Studies show that human-induced climate change is expected to increase the frequency and intensity of extreme weather events, such as heat waves and large storms. 

— Andrea Corona

RSV prevention for infants, finally

This week, we celebrated the first U.S. approved RSV preventive option for a broad infant population. AstraZeneca and Sanofi’s single dose long-acting antibody, branded Beyfortus (nirsevimab), was green lighted by the FDA for the prevention of respiratory syncytial virus in newborns and infants.

The U.S. already has two RSV vaccine approvals on the books. Back in May, the FDA gave the OK to GSK’s Arexvy for use in individuals aged 60 and older. A month later, the agency approved Pfizer’s bivalent RSV vaccine, Abrysvo, for the same patient population.(Abrysvo is also vying for approval for use in pregnant mothers, with a regulatory action date in late August.)

But it’s important to point out that the newest approval, Beyfortus, is not a vaccine.

Whereas vaccines encourage the body to develop its own long-term antibodies, nirsevimab is a monoclonal antibody that mimics natural antibodies. One advantage here is that while a vaccine typically takes a few weeks to generate an immune response, mAbs are effective almost immediately.

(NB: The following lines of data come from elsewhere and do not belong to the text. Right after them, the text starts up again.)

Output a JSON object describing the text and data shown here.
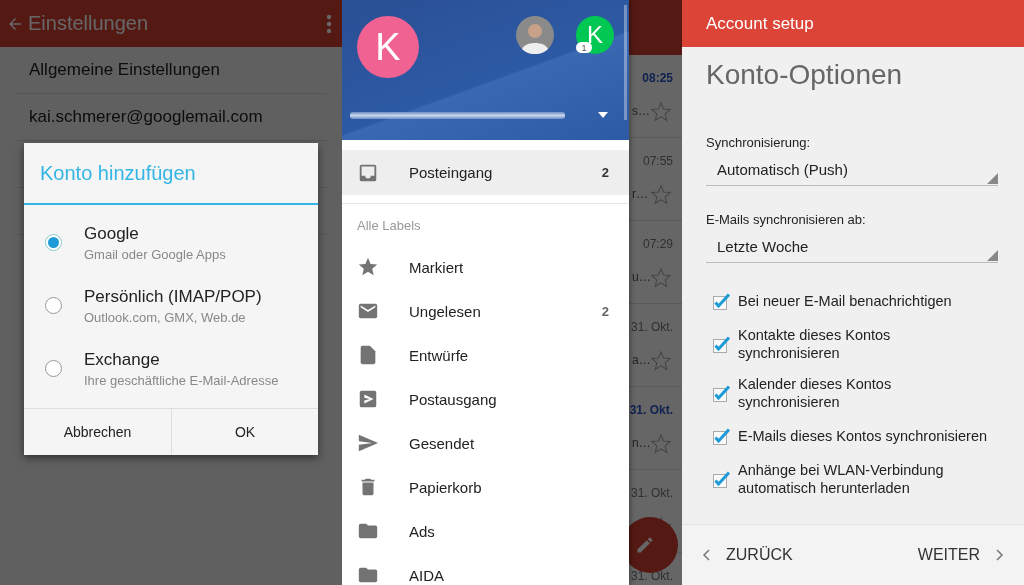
{
  "settings_screen": {
    "title": "Einstellungen",
    "items": [
      "Allgemeine Einstellungen",
      "kai.schmerer@googlemail.com"
    ]
  },
  "add_account_dialog": {
    "title": "Konto hinzufügen",
    "options": [
      {
        "label": "Google",
        "description": "Gmail oder Google Apps",
        "selected": true
      },
      {
        "label": "Persönlich (IMAP/POP)",
        "description": "Outlook.com, GMX, Web.de",
        "selected": false
      },
      {
        "label": "Exchange",
        "description": "Ihre geschäftliche E-Mail-Adresse",
        "selected": false
      }
    ],
    "buttons": [
      "Abbrechen",
      "OK"
    ]
  },
  "mail_list": {
    "rows": [
      {
        "time": "08:25",
        "snippet": "s…",
        "unread": true
      },
      {
        "time": "07:55",
        "snippet": "r…",
        "unread": false
      },
      {
        "time": "07:29",
        "snippet": "u…",
        "unread": false
      },
      {
        "time": "31. Okt.",
        "snippet": "a…",
        "unread": false
      },
      {
        "time": "31. Okt.",
        "snippet": "n…",
        "unread": true
      },
      {
        "time": "31. Okt.",
        "unread": false
      },
      {
        "time": "31. Okt.",
        "unread": false
      }
    ]
  },
  "drawer": {
    "account_initial": "K",
    "other_account_initial": "K",
    "other_account_badge": "1",
    "primary": [
      {
        "kind": "inbox",
        "label": "Posteingang",
        "count": "2",
        "selected": true
      }
    ],
    "section_title": "Alle Labels",
    "labels": [
      {
        "kind": "star",
        "label": "Markiert",
        "selected": false
      },
      {
        "kind": "mail",
        "label": "Ungelesen",
        "count": "2",
        "selected": false
      },
      {
        "kind": "draft",
        "label": "Entwürfe",
        "selected": false
      },
      {
        "kind": "outbox",
        "label": "Postausgang",
        "selected": false
      },
      {
        "kind": "send",
        "label": "Gesendet",
        "selected": false
      },
      {
        "kind": "trash",
        "label": "Papierkorb",
        "selected": false
      },
      {
        "kind": "folder",
        "label": "Ads",
        "selected": false
      },
      {
        "kind": "folder",
        "label": "AIDA",
        "selected": false
      }
    ]
  },
  "account_setup": {
    "title": "Account setup",
    "heading": "Konto-Optionen",
    "fields": [
      {
        "label": "Synchronisierung:",
        "value": "Automatisch (Push)"
      },
      {
        "label": "E-Mails synchronisieren ab:",
        "value": "Letzte Woche"
      }
    ],
    "checkboxes": [
      {
        "label": "Bei neuer E-Mail benachrichtigen",
        "checked": true
      },
      {
        "label": "Kontakte dieses Kontos synchronisieren",
        "checked": true
      },
      {
        "label": "Kalender dieses Kontos synchronisieren",
        "checked": true
      },
      {
        "label": "E-Mails dieses Kontos synchronisieren",
        "checked": true
      },
      {
        "label": "Anhänge bei WLAN-Verbindung automatisch herunterladen",
        "checked": true
      }
    ],
    "back_button": "ZURÜCK",
    "next_button": "WEITER"
  }
}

Vaccines typically offer more lasting protection, however, the single injection of Beyfortus protected against RSV for about five months in trials — which happens to be the length of a typical RSV season.

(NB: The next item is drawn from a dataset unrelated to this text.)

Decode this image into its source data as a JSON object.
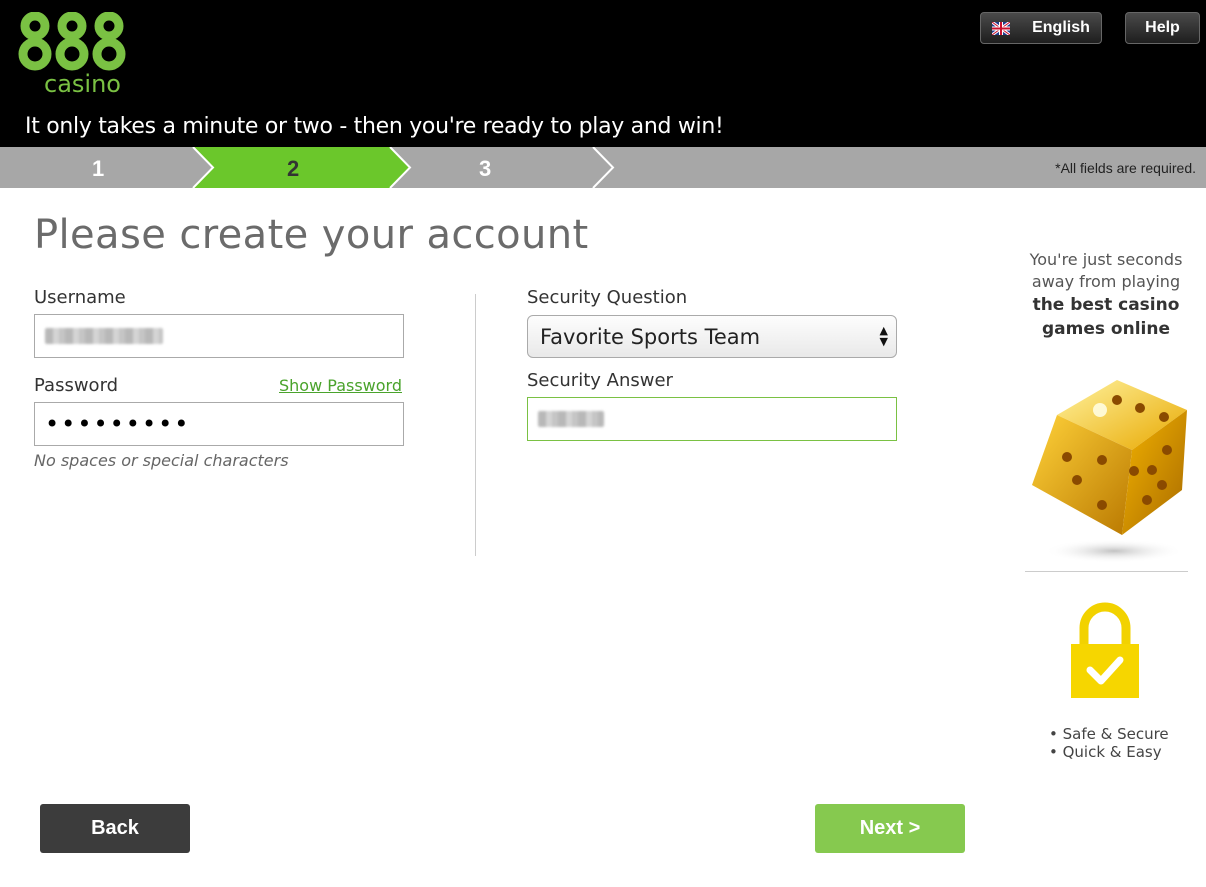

RSV vaccines in babies actually have a rocky history — which many say contributed to the delayed development of future RSV treatments. (Time ran a really interesting history of RSV vaccines a few months ago).

Back in the late 1960s, a formalin-inactivated vaccine against RSV was studied in infants and toddlers. Not only was the vaccine not effective, but when those who had been immunized became infected with the wild-type virus in the community, their RSV infection was worse. Many babies were hospitalized, and two immunized toddlers died after being infected with wild-type RSV.

Of course science and vaccine technology has advanced measurably since then. PATH,nonprofit global health organization, says there are five RSV vaccines designed to protect infants and children in active U.S. studies — so an infant RSV vaccine approval is likely on the horizon.

RSV is the leading cause of hospitalization for infants under the age of one in the U.S. The CDC estimates that each year, RSV results in around 58,000-80,000 hospitalizations and 100-300 deaths among children under five  — which means AstraZeneca and Sanofi’s preventive mAb and any future vaccines are a welcomed relief. 

 — Karen Langhauser 

About the Author

Karen P. Langhauser | Chief Content Director, Pharma Manufacturing

Karen currently serves as Pharma Manufacturing's chief content director.

Now having dedicated her entire career to b2b journalism, Karen got her start writing for Food Manufacturing magazine. She made the decision to trade food for drugs in 2013, when she joined Putman Media as the digital content manager for Pharma Manufacturing, later taking the helm on the brand in 2016.

As an award-winning journalist with 20+ years experience writing in the manufacturing space, Karen passionately believes that b2b content does not have to suck. As the content director, her ongoing mission has been to keep Pharma Manufacturing's editorial look, tone and content fresh and accessible.

Karen graduated with honors from Bucknell University, where she majored in English and played Division 1 softball for the Bison. Happily living in NJ's famed Asbury Park, Karen is a retired Garden State Rollergirl, known to the roller derby community as the 'Predator-in-Chief.' 

About the Author

Andrea Corona | Senior Editor

Andrea Corona serves as the Senior Editor of Pharma Manufacturing — a leading source of news and insights for pharma professionals — and is responsible for creation of editorial content, moderating webinars, and co-hosting the "Off script" podcast. Her editorial journey started as an as associate editor at Biocompare, an online platform providing product information, industry news, articles, and other resources to support scientists in their work. Before Biocompare, she was a digital producer at Science Friday, focusing on adapting radio segments for the web and social media management. Andrea earned her bachelor's degree in journalism and biology from the State University of New York, at Purchase College.